Any particularly memorable (or forgettable) encounters on the red carpet for you?

I’ve had a couple forgettable ones. One included Julia Roberts at the People’s Choice Awards. If you notice, that award is very sharp and very long. We were walking backstage, and I was just going to do a walk-and-talk and chat with her about winning. I’m on her right, and she has this very heavy, very pointy award in her right hand. And she’s talking, and she talks with her hands. Well, she swings the award, and it hits me … below the equator, as it were. And this was all caught on camera! When she realized what happened, and I really couldn’t speak, there’s that great Julia laugh, and she’s like, “Oh, I’m sorry!” It was just hilarious.

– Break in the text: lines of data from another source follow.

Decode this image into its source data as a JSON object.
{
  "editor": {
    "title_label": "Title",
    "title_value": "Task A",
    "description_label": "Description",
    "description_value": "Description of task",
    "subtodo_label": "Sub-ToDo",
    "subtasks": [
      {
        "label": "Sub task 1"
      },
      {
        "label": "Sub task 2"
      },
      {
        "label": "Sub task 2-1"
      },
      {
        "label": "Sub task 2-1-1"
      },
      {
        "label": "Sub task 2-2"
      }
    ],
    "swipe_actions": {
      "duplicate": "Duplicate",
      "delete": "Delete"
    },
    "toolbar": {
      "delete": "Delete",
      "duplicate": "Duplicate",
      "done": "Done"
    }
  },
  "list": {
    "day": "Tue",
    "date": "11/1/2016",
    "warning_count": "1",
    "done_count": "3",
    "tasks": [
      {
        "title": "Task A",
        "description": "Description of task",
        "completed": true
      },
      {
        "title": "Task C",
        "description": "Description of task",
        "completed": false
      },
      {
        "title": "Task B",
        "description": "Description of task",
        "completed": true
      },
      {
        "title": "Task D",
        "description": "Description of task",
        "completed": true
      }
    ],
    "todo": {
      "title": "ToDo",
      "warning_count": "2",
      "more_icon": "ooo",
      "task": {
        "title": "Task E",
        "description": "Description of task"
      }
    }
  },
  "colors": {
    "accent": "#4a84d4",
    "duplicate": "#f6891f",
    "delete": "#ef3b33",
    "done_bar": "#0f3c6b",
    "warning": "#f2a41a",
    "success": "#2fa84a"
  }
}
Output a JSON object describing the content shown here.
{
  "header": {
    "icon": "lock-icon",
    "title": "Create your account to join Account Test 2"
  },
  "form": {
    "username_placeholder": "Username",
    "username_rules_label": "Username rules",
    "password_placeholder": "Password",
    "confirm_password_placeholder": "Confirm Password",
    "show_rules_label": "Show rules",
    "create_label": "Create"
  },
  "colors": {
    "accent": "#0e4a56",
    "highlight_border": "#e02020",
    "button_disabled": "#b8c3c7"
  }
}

So that’s the end of that.

Well, fast-forward to the Golden Globes, and Clooney had won somehow (I think he had paid off people). But he’s in front of the international photographers. They’re all shooting him, all the flashes are going off, and I’m waiting off to the side to be the first to interview him. And he comes off, looks right at me and says, “Hey, Tony, how are you?” Then he goes “bam!” and hits me below the equator and says, “That’s from Julia!” I’m like, “What’s wrong with you people? You just won an award, and here you are beating the stuffing out of me!” [laughs] It’s the playfulness of all of that that I like. I don’t like the actual pain I received, but the playfulness. And George has been like that a lot over the years on the red carpet.

One of the things that we did at the Golden Globe awards that was interesting was we had a cappuccino bar. One of my favorite things of all time was introducing Nathan Lane, who was standing there with me, having a cappuccino, to Ludacris. And hearing the conversation between Nathan Lane and Ludacris was … not ludicrous, but it was very funny!

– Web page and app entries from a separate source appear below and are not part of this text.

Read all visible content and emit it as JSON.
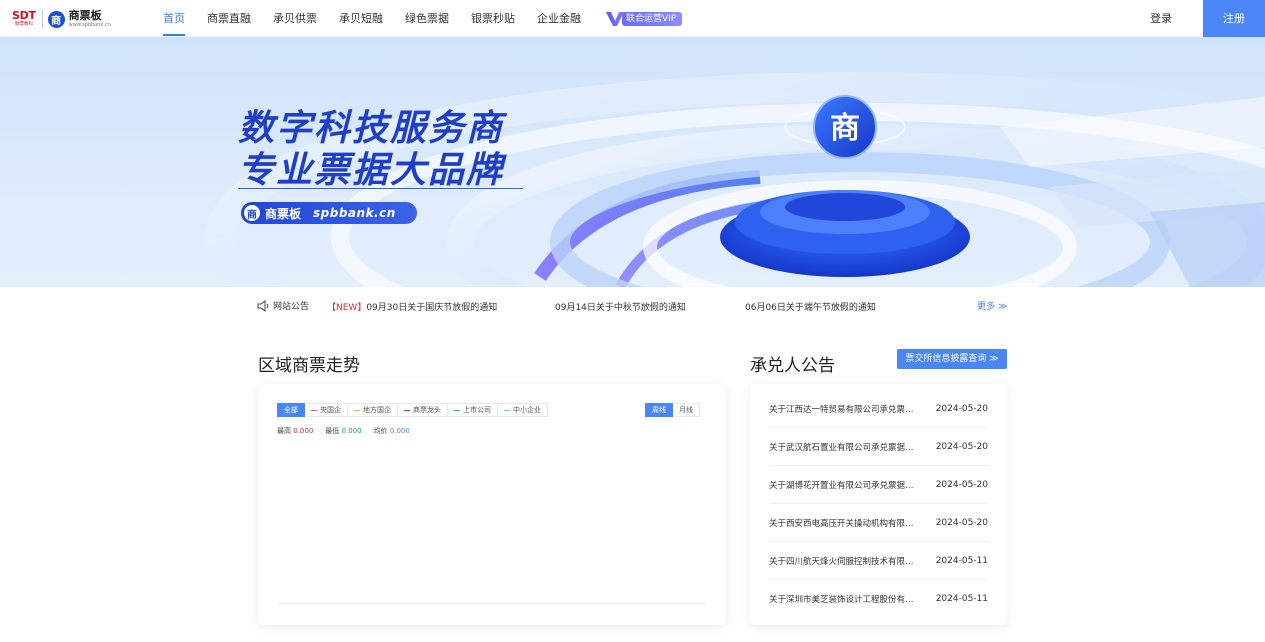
{
  "logo": {
    "sdt": "SDT",
    "sdt_sub": "联票数科",
    "mark": "商",
    "brand": "商票板",
    "url": "www.spbbank.cn"
  },
  "nav": {
    "items": [
      {
        "label": "首页",
        "active": true
      },
      {
        "label": "商票直融",
        "active": false
      },
      {
        "label": "承贝供票",
        "active": false
      },
      {
        "label": "承贝短融",
        "active": false
      },
      {
        "label": "绿色票据",
        "active": false
      },
      {
        "label": "银票秒贴",
        "active": false
      },
      {
        "label": "企业金融",
        "active": false
      }
    ],
    "vip_label": "联合运营VIP",
    "login": "登录",
    "register": "注册"
  },
  "banner": {
    "line1": "数字科技服务商",
    "line2": "专业票据大品牌",
    "badge_mark": "商",
    "badge_name": "商票板",
    "badge_url": "spbbank.cn",
    "emblem": "商"
  },
  "notice": {
    "label": "网站公告",
    "new_tag": "【NEW】",
    "item1": "09月30日关于国庆节放假的通知",
    "item2": "09月14日关于中秋节放假的通知",
    "item3": "06月06日关于端午节放假的通知",
    "more": "更多 ≫"
  },
  "trend": {
    "title": "区域商票走势",
    "filters": [
      {
        "label": "全部",
        "active": true,
        "color": ""
      },
      {
        "label": "央国企",
        "active": false,
        "color": "#e85a8f"
      },
      {
        "label": "地方国企",
        "active": false,
        "color": "#f0a84a"
      },
      {
        "label": "商票龙头",
        "active": false,
        "color": "#e02b2b"
      },
      {
        "label": "上市公司",
        "active": false,
        "color": "#2fb56a"
      },
      {
        "label": "中小企业",
        "active": false,
        "color": "#5ad1b0"
      }
    ],
    "periods": [
      {
        "label": "周线",
        "active": true
      },
      {
        "label": "月线",
        "active": false
      }
    ],
    "stats": {
      "high_label": "最高",
      "high_value": "0.000",
      "low_label": "最低",
      "low_value": "0.000",
      "avg_label": "均价",
      "avg_value": "0.000"
    }
  },
  "acceptor": {
    "title": "承兑人公告",
    "query_button": "票交所信息披露查询 ≫",
    "rows": [
      {
        "title": "关于江西达一特贸易有限公司承兑票据…",
        "date": "2024-05-20"
      },
      {
        "title": "关于武汉航石置业有限公司承兑票据…",
        "date": "2024-05-20"
      },
      {
        "title": "关于湖博花开置业有限公司承兑票据…",
        "date": "2024-05-20"
      },
      {
        "title": "关于西安西电高压开关操动机构有限…",
        "date": "2024-05-20"
      },
      {
        "title": "关于四川航天烽火伺服控制技术有限…",
        "date": "2024-05-11"
      },
      {
        "title": "关于深圳市美芝装饰设计工程股份有…",
        "date": "2024-05-11"
      }
    ]
  }
}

And I love just the [little] moments — handing Sandra Oh a telephone backstage after she had won a Golden Globe for Sideways, and allowing her to call her father in Canada and see her just become a little girl for a minute and screaming “Daddy! Daddy! I won!” Just to see those kinds of moments makes it all worthwhile; it’s a blast.

Who throws the best post-awards parties?

What’s great about the Golden Globes is the fact that all the parties are right there at the Beverly Hilton Hotel as well [as the ceremony]. So it’s kind of one-stop shopping for the celebrities. And they love that! They can just go from party to party and see their friends. It’s almost like summer camp.

I would say the Vanity Fair party, through tradition, is always an incredible party. Then you have the Miramax party. NBC had a great party this year; you see the networks start to get more involved with the parties, as well. It’s great to see the stars at these parties kind of let their guard down to an extent and just have fun and meet people and give hugs. One of my best memories is just seeing the stars dancing the night away, smiling at them and they smile back and say, “Oh you should be dancing!” There isn’t paparazzi stalking them; it’s a time to let loose and have fun.

On the Oscar front, Vanity Fair, again, is a huge party. Elton John’s party is always a great party; it’s a huge fundraiser for his AIDS foundation. It’s hard for me because I do so much. After nine years, [to] do every awards show and almost every party, it’s pretty crazy. It’s funny — sometimes I’m home by midnight, sometimes I’m home by 3 in the morning, it just depends on if you get into an interesting conversation with somebody. It’s great to see all these stars in deep conversation sometimes with people you wouldn’t think they would talk to.

Tony Potts and Access Hollywood can be seen in syndication; check your local listings for times.